The name, or “gengo”, figures in daily life on coins, drivers’ licences and official paperwork, as well as in counting years, though many Japanese also use the Western calendar.
But Reiwa’s meaning has generated confusion and controversy.
The first character, “rei,” is often used to mean “command” or “order,” imparting an authoritarian nuance that offends some. Prime Minister Shinzo Abe and his government prefer “good” or “beautiful”, a less widely known sense.
Household Cats Respond To Own Names
Hey Kitty! Yes, you. A new study suggests household cats can respond to the sound of their own names, says a report.
No surprise to you or most cat owners, right? But Japanese scientists said that they’ve provided the first experimental evidence that cats can distinguish between words that we people say, says the AP report.
Atsuko Saito of Sophia University in Tokyo says there’s no evidence cats actually attach meaning to our words, not even their own names. Instead, they’ve learned that when they hear their names they often get rewards like food or play, or something bad like a trip to the vet. And they hear their names a lot. So the sound of it becomes special, even if they don’t really understand it refers to their identity.
Saito and colleagues describe the results of their research in the journal Scientific Reports. In four experiments with 16 to 34 animals, each cat heard a recording of its owner’s voice, or another person’s voice, that slowly recited a list of four nouns or other cat’s names, followed by the cat’s own name.
Many cats initially reacted — such as by moving their heads, ears or tails — but gradually lost interest as the words were read. The crucial question was whether they’d respond more to their name.
Sure enough, on average, these cats perked up when they heard their own name.
Man Stuffs Stolen Chain Saw In Pants
A man in the US found a novel way to hide a stolen item, a chain saw, says a report.
A California business owner says store surveillance video recorded the man stealing the small chain saw by stuffing it down his pants.
Jeff Bennett of RG Equipment said his security camera caught the theft.
The video shows the man take the chain saw from a display, stuff the blade down his pants and cover the engine assembly with his jacket.
Bennett says the man drove off in a pickup truck. He believes an accomplice was watching the store earlier.
Lithuanian Gets Airplane Surprise
A Lithuanian man flying to Italy got a pleasant surprise when he boarded the plane: He was the only passenger on the Boeing 737-800, says a report.

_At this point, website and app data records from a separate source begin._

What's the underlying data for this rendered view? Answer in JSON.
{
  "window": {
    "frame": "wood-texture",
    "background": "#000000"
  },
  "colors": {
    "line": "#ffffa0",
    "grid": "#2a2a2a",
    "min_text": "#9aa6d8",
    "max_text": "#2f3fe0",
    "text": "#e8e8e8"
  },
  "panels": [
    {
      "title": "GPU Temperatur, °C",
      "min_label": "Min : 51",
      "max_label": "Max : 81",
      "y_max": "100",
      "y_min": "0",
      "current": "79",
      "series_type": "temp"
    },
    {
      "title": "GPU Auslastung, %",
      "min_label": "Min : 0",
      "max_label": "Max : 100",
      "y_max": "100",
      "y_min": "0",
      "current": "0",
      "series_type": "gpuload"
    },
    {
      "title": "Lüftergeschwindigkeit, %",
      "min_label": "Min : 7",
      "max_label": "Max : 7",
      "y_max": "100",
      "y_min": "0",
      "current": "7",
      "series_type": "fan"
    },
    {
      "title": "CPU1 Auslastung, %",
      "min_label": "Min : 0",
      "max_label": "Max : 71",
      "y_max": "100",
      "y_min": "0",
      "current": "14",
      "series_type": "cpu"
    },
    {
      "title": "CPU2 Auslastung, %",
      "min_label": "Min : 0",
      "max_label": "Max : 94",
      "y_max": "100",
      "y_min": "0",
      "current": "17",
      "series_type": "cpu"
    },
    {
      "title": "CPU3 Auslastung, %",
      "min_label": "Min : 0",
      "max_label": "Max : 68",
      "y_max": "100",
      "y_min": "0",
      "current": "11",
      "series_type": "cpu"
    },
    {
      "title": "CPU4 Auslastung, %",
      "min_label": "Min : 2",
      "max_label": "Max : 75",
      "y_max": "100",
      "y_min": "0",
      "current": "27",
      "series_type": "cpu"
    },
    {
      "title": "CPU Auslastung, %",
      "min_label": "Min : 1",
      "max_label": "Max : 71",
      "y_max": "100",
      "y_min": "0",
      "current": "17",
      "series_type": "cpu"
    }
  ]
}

Skirmantas Strimaitis, who was flying from capital Vilnius to the northern Italian city of Bergamo for a skiing holiday, had the whole plane — which can usually sit up to 188 people — to himself. The only others onboard were two pilots and five crew members, says the AP report.
The Novaturas travel agency said it had chartered the plane to fly a group home from Italy, and to avoid flying empty, one-way tickets were sold. Only one person bought one.
Strimaitis said the flight, which lasted more than two hours, was “a once in the lifetime experience.”
Cop Catches Fugitive In The Buff
There’s no escape from the long arm of the law in Sweden. Not even sitting naked in a sauna, says a report.
Police spokewoman Carina Skagerlind says an off-duty police officer found himself sitting in the same sauna in Rinkeby, a Stockholm suburb, as a fugitive who had dodged a jail sentence for aggravated assault, among other offences.
Skagerlind says after recognising each other, “the naked police officer calmly told the man that he should consider himself arrested.”
She said the officer called colleagues to pick up the fugitive, adding “the arrest was undramatic and the wanted man didn’t try to flee.”